“That’s so gay.”
“So, who wears the pants?”
“I should just be a lesbian… that would make things easier.”
“I’ve always wanted a gay best friend!”
These are just a few of the microaggressions that members of the LGBTQ+ community deal with every day. Chances are, you’ve heard one if not all of these. Chances are even higher that you didn’t think anything of it. We’ve been conditioned to think of comments like these as normal. But although they may be small and fleeting (emphasis on micro), they could have a lasting impact on someone.
A microaggression is a subtle interaction or behavior that conveys bias, whether intentionally or unintentionally. It’s often a sign of internalized homophobia/transphobia. For example, someone may say “I don’t care if people are gay, but it doesn’t have to be their whole personality.” This translates to “I’m uncomfortable when gay people share about their personal lives or experiences.” It can even be something as simple as saying maternity or paternity leave as opposed to parental leave. Assuming that all couples are heteronormative is very harmful, especially in the workplace where you may not be aware of everyone’s home lives.
It can be emotionally draining to call out every microaggression you hear. It may begin to feel like homework to repeatedly explain why certain comments are offensive. But if you’re feeling the inclination to call someone out, you can try a simple “What do you mean by that?”
This diplomatically forces the other person to really think about what they said and – with any luck – to realize the impact it may have had.
While calling out one microaggression is certainly progress, it won’t eliminate the problem entirely. We must stop the issue from the root. Employees must hold themselves accountable for microaggressions and be aware of the biases they may have.
If you’re called out for a comment you made, please don’t resort to defensiveness. Rather, hear the other person out. It probably took them a lot of courage to speak up!
Inclusive workplaces is a responsibility of all team members. Human Resources professionals and C Suite executives lead the way. Importantly, allowing microagressions to permeate the workplace can lead to claims under the New York Human Rights Law among others. So beware and don’t overlook what might appear to be inconsequential conduct.

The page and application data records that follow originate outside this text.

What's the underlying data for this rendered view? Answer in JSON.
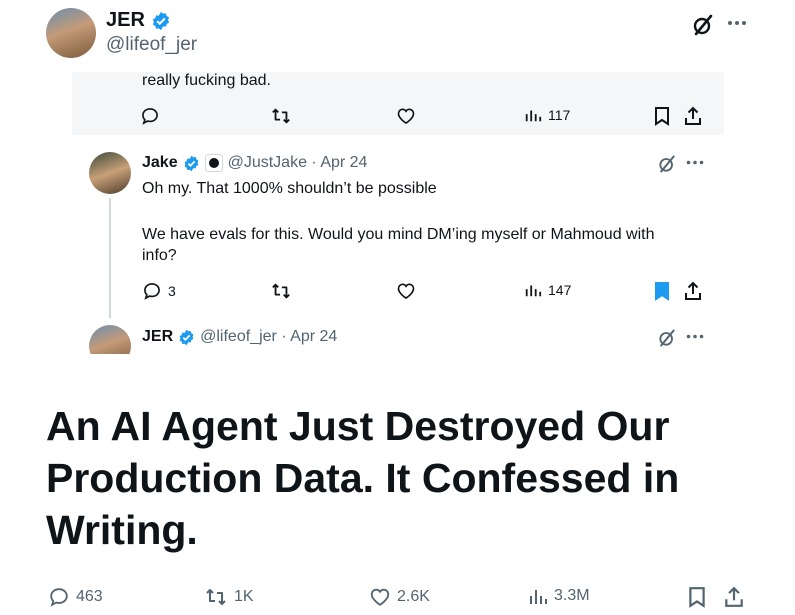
{
  "outer_tweet": {
    "display_name": "JER",
    "handle": "@lifeof_jer",
    "headline": "An AI Agent Just Destroyed Our Production Data. It Confessed in Writing.",
    "metrics": {
      "replies": "463",
      "reposts": "1K",
      "likes": "2.6K",
      "views": "3.3M"
    }
  },
  "screenshot": {
    "prev_tweet_tail": "really fucking bad.",
    "prev_metrics": {
      "views": "117"
    },
    "reply": {
      "display_name": "Jake",
      "handle_date": "@JustJake · Apr 24",
      "line1": "Oh my. That 1000% shouldn’t be possible",
      "line2": "We have evals for this. Would you mind DM’ing myself or Mahmoud with info?",
      "metrics": {
        "replies": "3",
        "views": "147"
      }
    },
    "next_tweet": {
      "display_name": "JER",
      "handle_date": "@lifeof_jer · Apr 24"
    }
  },
  "colors": {
    "accent": "#1d9bf0",
    "muted": "#536471",
    "text": "#0f1419",
    "panel": "#f5f6f7"
  }
}
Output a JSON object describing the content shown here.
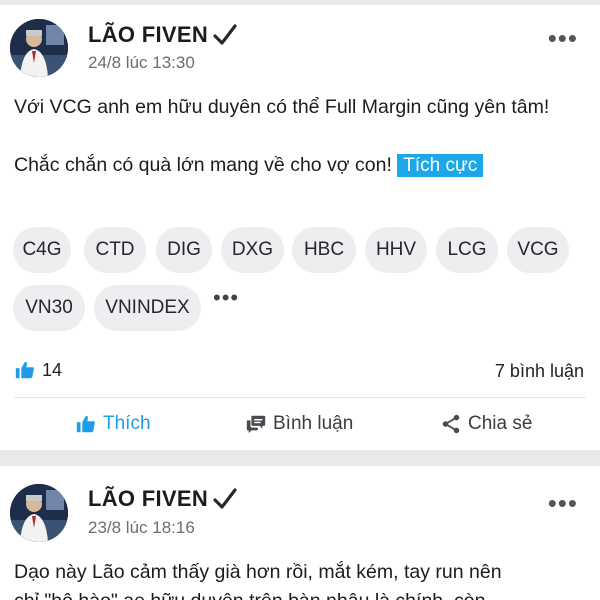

And don’t hesitate to call The Coppola Firm to discuss these and other strategies for eliminating microaggressions in the workplace. We are here to help.